Patch testing and skin allergies

Allergic contact dermatitis occurs when you become allergic to substances that interact with your skin. Skin allergy is commonplace in Australia, and cosmetics, fragrance, nickel and preservatives are common allergens.


Often, people don’t realise that a skin allergy may be causing their dermatitis. The time-course or the exposure and reaction are often complicated or unclear, and allergens can hide in products and items used daily that seem unlikely to be relevant to your skin. Patch testing explores whether a chemical or ingredient may be to blame.

This kind of testing is done by applying small amounts of allergens onto a series of patch adhesives on a patient’s back. It is different from skin prick (needle) testing, which tests for different kinds of allergies such as hay fever or hives, not eczema. Usually, at least 60 patches (The Australian Baseline Series) are tested at one time. At Q Dermatology we can even test your own products to see if you are allergic, as well as ordering special additional allergy tests where required, for patients with particular circumstances. Testing is an involved process, and requires three appointments in one week, with the adhesive patches applied on a Monday, removed on a Wednesday, and the reactions read from your back on the Friday. Any patches that have caused a red area indicate a positive reaction, and suggest an allergy.
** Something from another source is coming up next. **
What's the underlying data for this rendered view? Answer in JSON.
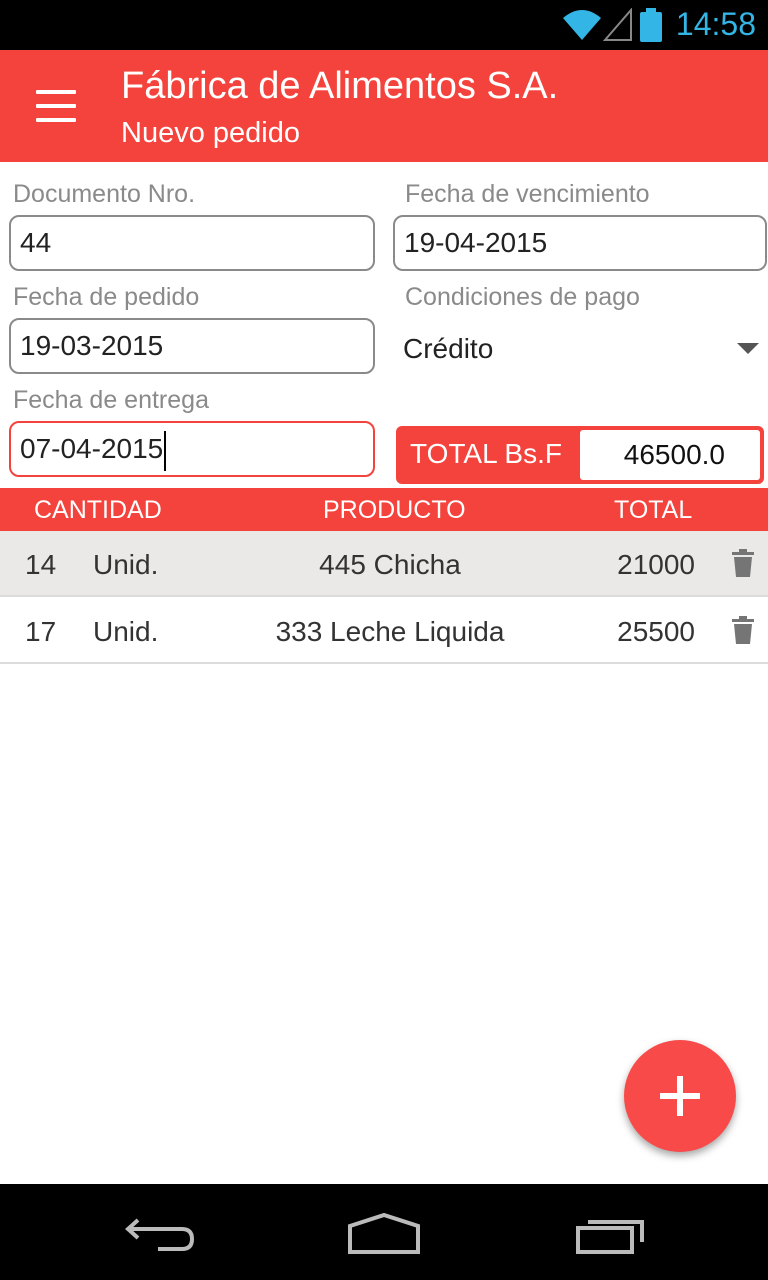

If you wonder whether allergy may be contributing to your eczema, please discuss this with your dermatologist at Q Dermatology. Allergy testing is not always useful for all patients; however, it may provide incredibly helpful answers when performed appropriately, with the correct tests.